“That was all washed away by the rains and the police as the world hustled forward into our “New Normal.”
I’ve wrestled with how I feel about this book on almost a biannual basis over the last five years, but I’ve come to the lingering conclusion of late that it is to my feelings about September 11th, the Bush/Cheney administration, and the condition we’ve culturally been corralled into what prog metal like Dream Theater is to general emotional frustration. On a conceptual level, I’m more inclined to refer to it as a graphic essay than I am a graphic novel, because there really isn’t a cogent narrative across its pages so much as it is an extended op-ed about about how a cartoonist with an awareness of his medium’s history contends internally with recurring themes and unresolved persisting conflicts on national and global scales.
The second half of the book then functions more like a montage testament to Spiegelman’s essay from the first half. This book isn’t uniform, and it’s unapologetic about its unbalanced, wandering format, which reinforces its likeness to a giant minicomics zine. Herein lies In the Shadow of No Towers place in comics as a monolithic editorial grown within an industry and out of the newspaper funnies that gave birth to comics as we know them in the 20th Century.

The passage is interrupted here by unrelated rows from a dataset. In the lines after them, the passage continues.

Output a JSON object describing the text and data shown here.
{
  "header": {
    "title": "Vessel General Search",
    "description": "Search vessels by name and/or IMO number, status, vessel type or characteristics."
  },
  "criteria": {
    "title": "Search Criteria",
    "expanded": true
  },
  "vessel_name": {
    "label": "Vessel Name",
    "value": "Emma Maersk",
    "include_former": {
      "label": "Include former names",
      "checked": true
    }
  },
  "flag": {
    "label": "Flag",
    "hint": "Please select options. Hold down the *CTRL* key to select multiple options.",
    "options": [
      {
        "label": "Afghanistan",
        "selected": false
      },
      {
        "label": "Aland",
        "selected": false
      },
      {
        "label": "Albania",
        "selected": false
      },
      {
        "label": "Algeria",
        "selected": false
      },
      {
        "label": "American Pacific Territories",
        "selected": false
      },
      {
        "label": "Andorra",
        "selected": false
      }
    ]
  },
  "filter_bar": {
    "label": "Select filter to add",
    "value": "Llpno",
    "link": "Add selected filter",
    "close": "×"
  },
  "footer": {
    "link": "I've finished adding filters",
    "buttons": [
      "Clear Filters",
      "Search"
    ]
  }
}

As an object that looks like an artificial newspaper while you read it, this book draws a parallel between that relationship with a dying format and its representation of the Towers themselves, which Spiegelman claims to have had little affinity for beyond his nostalgia for the time they represented. He compares them to an ugly nose, which someone may dislike but would never wish to have destroyed.
The book maps out the intersection of Spiegelman as a creator directly impacted by the Nazi concentration camps of Maus with the warring ideologies and forces that intersected and produced the events of September 11th. There’s a severe lack of continuity page by page as Spiegelman modulates across topics, touching on his firsthand account and stepping back to offer historical context. Its greatest weakness is that as whole it doesn’t possess a consistent language or voice. Since every page introduces a different format and in most cases a collage of other people’s characters and symbols, Spiegelman himself gives a tour of imagery more than he succeeds in generating a definitive graphic novel as he did with Maus. Moreover, it contemplates his manic inability to come to terms with the present by flashing back and recounting history without ultimately making an assessment about the “New Normal” that he identifies in the introduction.

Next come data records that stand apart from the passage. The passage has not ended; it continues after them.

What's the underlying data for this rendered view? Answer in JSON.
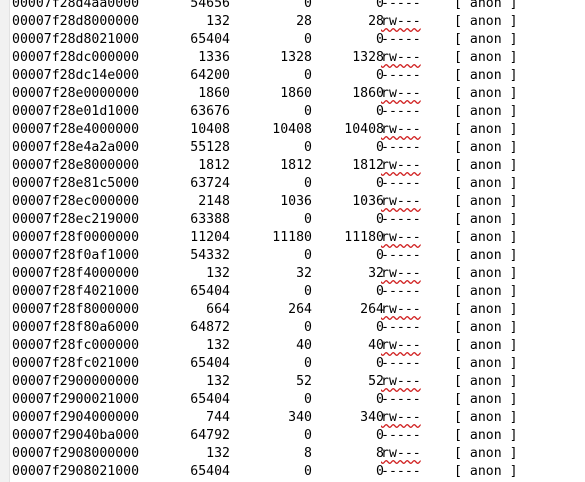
{
  "rows": [
    {
      "address": "00007f28d4aa0000",
      "kbytes": "54656",
      "rss": "0",
      "dirty": "0",
      "mode": "-----",
      "mapping": "[ anon ]"
    },
    {
      "address": "00007f28d8000000",
      "kbytes": "132",
      "rss": "28",
      "dirty": "28",
      "mode": "rw---",
      "mapping": "[ anon ]"
    },
    {
      "address": "00007f28d8021000",
      "kbytes": "65404",
      "rss": "0",
      "dirty": "0",
      "mode": "-----",
      "mapping": "[ anon ]"
    },
    {
      "address": "00007f28dc000000",
      "kbytes": "1336",
      "rss": "1328",
      "dirty": "1328",
      "mode": "rw---",
      "mapping": "[ anon ]"
    },
    {
      "address": "00007f28dc14e000",
      "kbytes": "64200",
      "rss": "0",
      "dirty": "0",
      "mode": "-----",
      "mapping": "[ anon ]"
    },
    {
      "address": "00007f28e0000000",
      "kbytes": "1860",
      "rss": "1860",
      "dirty": "1860",
      "mode": "rw---",
      "mapping": "[ anon ]"
    },
    {
      "address": "00007f28e01d1000",
      "kbytes": "63676",
      "rss": "0",
      "dirty": "0",
      "mode": "-----",
      "mapping": "[ anon ]"
    },
    {
      "address": "00007f28e4000000",
      "kbytes": "10408",
      "rss": "10408",
      "dirty": "10408",
      "mode": "rw---",
      "mapping": "[ anon ]"
    },
    {
      "address": "00007f28e4a2a000",
      "kbytes": "55128",
      "rss": "0",
      "dirty": "0",
      "mode": "-----",
      "mapping": "[ anon ]"
    },
    {
      "address": "00007f28e8000000",
      "kbytes": "1812",
      "rss": "1812",
      "dirty": "1812",
      "mode": "rw---",
      "mapping": "[ anon ]"
    },
    {
      "address": "00007f28e81c5000",
      "kbytes": "63724",
      "rss": "0",
      "dirty": "0",
      "mode": "-----",
      "mapping": "[ anon ]"
    },
    {
      "address": "00007f28ec000000",
      "kbytes": "2148",
      "rss": "1036",
      "dirty": "1036",
      "mode": "rw---",
      "mapping": "[ anon ]"
    },
    {
      "address": "00007f28ec219000",
      "kbytes": "63388",
      "rss": "0",
      "dirty": "0",
      "mode": "-----",
      "mapping": "[ anon ]"
    },
    {
      "address": "00007f28f0000000",
      "kbytes": "11204",
      "rss": "11180",
      "dirty": "11180",
      "mode": "rw---",
      "mapping": "[ anon ]"
    },
    {
      "address": "00007f28f0af1000",
      "kbytes": "54332",
      "rss": "0",
      "dirty": "0",
      "mode": "-----",
      "mapping": "[ anon ]"
    },
    {
      "address": "00007f28f4000000",
      "kbytes": "132",
      "rss": "32",
      "dirty": "32",
      "mode": "rw---",
      "mapping": "[ anon ]"
    },
    {
      "address": "00007f28f4021000",
      "kbytes": "65404",
      "rss": "0",
      "dirty": "0",
      "mode": "-----",
      "mapping": "[ anon ]"
    },
    {
      "address": "00007f28f8000000",
      "kbytes": "664",
      "rss": "264",
      "dirty": "264",
      "mode": "rw---",
      "mapping": "[ anon ]"
    },
    {
      "address": "00007f28f80a6000",
      "kbytes": "64872",
      "rss": "0",
      "dirty": "0",
      "mode": "-----",
      "mapping": "[ anon ]"
    },
    {
      "address": "00007f28fc000000",
      "kbytes": "132",
      "rss": "40",
      "dirty": "40",
      "mode": "rw---",
      "mapping": "[ anon ]"
    },
    {
      "address": "00007f28fc021000",
      "kbytes": "65404",
      "rss": "0",
      "dirty": "0",
      "mode": "-----",
      "mapping": "[ anon ]"
    },
    {
      "address": "00007f2900000000",
      "kbytes": "132",
      "rss": "52",
      "dirty": "52",
      "mode": "rw---",
      "mapping": "[ anon ]"
    },
    {
      "address": "00007f2900021000",
      "kbytes": "65404",
      "rss": "0",
      "dirty": "0",
      "mode": "-----",
      "mapping": "[ anon ]"
    },
    {
      "address": "00007f2904000000",
      "kbytes": "744",
      "rss": "340",
      "dirty": "340",
      "mode": "rw---",
      "mapping": "[ anon ]"
    },
    {
      "address": "00007f29040ba000",
      "kbytes": "64792",
      "rss": "0",
      "dirty": "0",
      "mode": "-----",
      "mapping": "[ anon ]"
    },
    {
      "address": "00007f2908000000",
      "kbytes": "132",
      "rss": "8",
      "dirty": "8",
      "mode": "rw---",
      "mapping": "[ anon ]"
    },
    {
      "address": "00007f2908021000",
      "kbytes": "65404",
      "rss": "0",
      "dirty": "0",
      "mode": "-----",
      "mapping": "[ anon ]"
    }
  ],
  "colors": {
    "text": "#000000",
    "background": "#ffffff",
    "gutter": "#f1f1f1",
    "spellcheck_underline": "#d02020"
  }
}
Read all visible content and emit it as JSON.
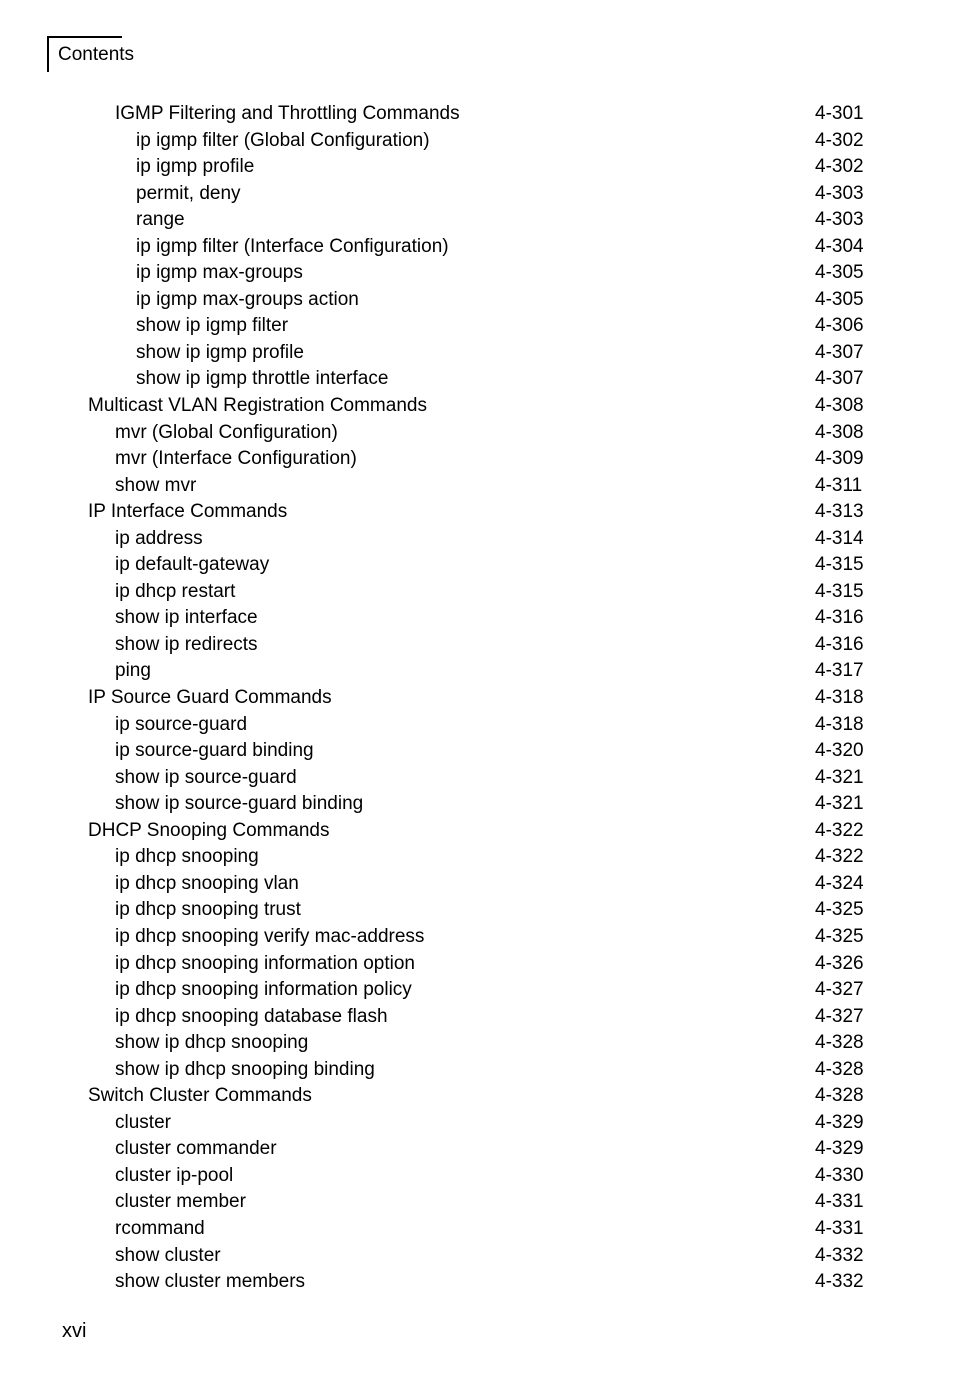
{
  "header": {
    "title": "Contents"
  },
  "footer": {
    "page_number": "xvi"
  },
  "toc": {
    "entries": [
      {
        "label": "IGMP Filtering and Throttling Commands",
        "page": "4-301",
        "level": 2
      },
      {
        "label": "ip igmp filter (Global Configuration)",
        "page": "4-302",
        "level": 3
      },
      {
        "label": "ip igmp profile",
        "page": "4-302",
        "level": 3
      },
      {
        "label": "permit, deny",
        "page": "4-303",
        "level": 3
      },
      {
        "label": "range",
        "page": "4-303",
        "level": 3
      },
      {
        "label": "ip igmp filter (Interface Configuration)",
        "page": "4-304",
        "level": 3
      },
      {
        "label": "ip igmp max-groups",
        "page": "4-305",
        "level": 3
      },
      {
        "label": "ip igmp max-groups action",
        "page": "4-305",
        "level": 3
      },
      {
        "label": "show ip igmp filter",
        "page": "4-306",
        "level": 3
      },
      {
        "label": "show ip igmp profile",
        "page": "4-307",
        "level": 3
      },
      {
        "label": "show ip igmp throttle interface",
        "page": "4-307",
        "level": 3
      },
      {
        "label": "Multicast VLAN Registration Commands",
        "page": "4-308",
        "level": 1
      },
      {
        "label": "mvr (Global Configuration)",
        "page": "4-308",
        "level": 2
      },
      {
        "label": "mvr (Interface Configuration)",
        "page": "4-309",
        "level": 2
      },
      {
        "label": "show mvr",
        "page": "4-311",
        "level": 2
      },
      {
        "label": "IP Interface Commands",
        "page": "4-313",
        "level": 1
      },
      {
        "label": "ip address",
        "page": "4-314",
        "level": 2
      },
      {
        "label": "ip default-gateway",
        "page": "4-315",
        "level": 2
      },
      {
        "label": "ip dhcp restart",
        "page": "4-315",
        "level": 2
      },
      {
        "label": "show ip interface",
        "page": "4-316",
        "level": 2
      },
      {
        "label": "show ip redirects",
        "page": "4-316",
        "level": 2
      },
      {
        "label": "ping",
        "page": "4-317",
        "level": 2
      },
      {
        "label": "IP Source Guard Commands",
        "page": "4-318",
        "level": 1
      },
      {
        "label": "ip source-guard",
        "page": "4-318",
        "level": 2
      },
      {
        "label": "ip source-guard binding",
        "page": "4-320",
        "level": 2
      },
      {
        "label": "show ip source-guard",
        "page": "4-321",
        "level": 2
      },
      {
        "label": "show ip source-guard binding",
        "page": "4-321",
        "level": 2
      },
      {
        "label": "DHCP Snooping Commands",
        "page": "4-322",
        "level": 1
      },
      {
        "label": "ip dhcp snooping",
        "page": "4-322",
        "level": 2
      },
      {
        "label": "ip dhcp snooping vlan",
        "page": "4-324",
        "level": 2
      },
      {
        "label": "ip dhcp snooping trust",
        "page": "4-325",
        "level": 2
      },
      {
        "label": "ip dhcp snooping verify mac-address",
        "page": "4-325",
        "level": 2
      },
      {
        "label": "ip dhcp snooping information option",
        "page": "4-326",
        "level": 2
      },
      {
        "label": "ip dhcp snooping information policy",
        "page": "4-327",
        "level": 2
      },
      {
        "label": "ip dhcp snooping database flash",
        "page": "4-327",
        "level": 2
      },
      {
        "label": "show ip dhcp snooping",
        "page": "4-328",
        "level": 2
      },
      {
        "label": "show ip dhcp snooping binding",
        "page": "4-328",
        "level": 2
      },
      {
        "label": "Switch Cluster Commands",
        "page": "4-328",
        "level": 1
      },
      {
        "label": "cluster",
        "page": "4-329",
        "level": 2
      },
      {
        "label": "cluster commander",
        "page": "4-329",
        "level": 2
      },
      {
        "label": "cluster ip-pool",
        "page": "4-330",
        "level": 2
      },
      {
        "label": "cluster member",
        "page": "4-331",
        "level": 2
      },
      {
        "label": "rcommand",
        "page": "4-331",
        "level": 2
      },
      {
        "label": "show cluster",
        "page": "4-332",
        "level": 2
      },
      {
        "label": "show cluster members",
        "page": "4-332",
        "level": 2
      }
    ]
  }
}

There’s no self-imposed pressure at work demanding a conclusion, but the open-ended deferral to show-and-tell for the second half of the book settles on the question of why things stay the same more than they change instead of providing resolution.